"""
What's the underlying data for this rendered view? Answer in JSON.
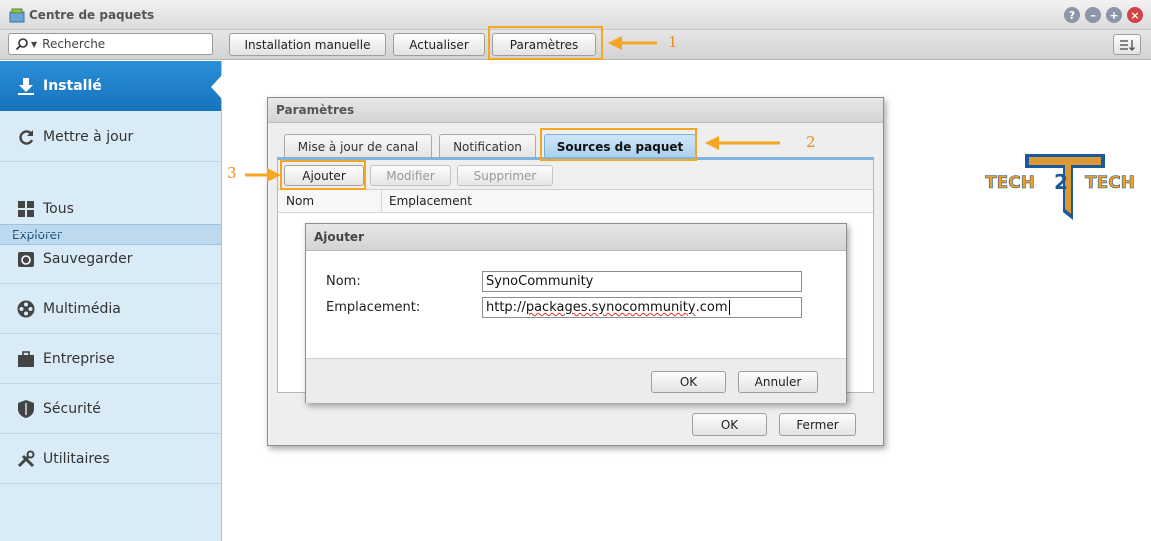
{
  "window": {
    "title": "Centre de paquets"
  },
  "toolbar": {
    "search_placeholder": "Recherche",
    "manual_install_label": "Installation manuelle",
    "refresh_label": "Actualiser",
    "settings_label": "Paramètres"
  },
  "sidebar": {
    "items": [
      {
        "label": "Installé",
        "icon": "download-icon",
        "active": true
      },
      {
        "label": "Mettre à jour",
        "icon": "refresh-icon"
      }
    ],
    "section_label": "Explorer",
    "categories": [
      {
        "label": "Tous",
        "icon": "grid-icon"
      },
      {
        "label": "Sauvegarder",
        "icon": "backup-icon"
      },
      {
        "label": "Multimédia",
        "icon": "film-reel-icon"
      },
      {
        "label": "Entreprise",
        "icon": "briefcase-icon"
      },
      {
        "label": "Sécurité",
        "icon": "shield-icon"
      },
      {
        "label": "Utilitaires",
        "icon": "tools-icon"
      }
    ]
  },
  "settings_dialog": {
    "title": "Paramètres",
    "tabs": [
      {
        "label": "Mise à jour de canal"
      },
      {
        "label": "Notification"
      },
      {
        "label": "Sources de paquet",
        "active": true
      }
    ],
    "actions": {
      "add": "Ajouter",
      "edit": "Modifier",
      "delete": "Supprimer"
    },
    "columns": {
      "name": "Nom",
      "location": "Emplacement"
    },
    "ok_label": "OK",
    "close_label": "Fermer"
  },
  "add_dialog": {
    "title": "Ajouter",
    "name_label": "Nom:",
    "name_value": "SynoCommunity",
    "location_label": "Emplacement:",
    "location_prefix": "http://",
    "location_value": "packages.synocommunity",
    "location_suffix": ".com",
    "ok_label": "OK",
    "cancel_label": "Annuler"
  },
  "callouts": {
    "one": "1",
    "two": "2",
    "three": "3"
  },
  "logo": {
    "left": "TECH",
    "middle": "2",
    "right": "TECH"
  },
  "colors": {
    "accent_blue": "#1a7bc6",
    "highlight_orange": "#f5a623",
    "logo_blue": "#1a5a9c",
    "logo_orange": "#f0a02a"
  }
}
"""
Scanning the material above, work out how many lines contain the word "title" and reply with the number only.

3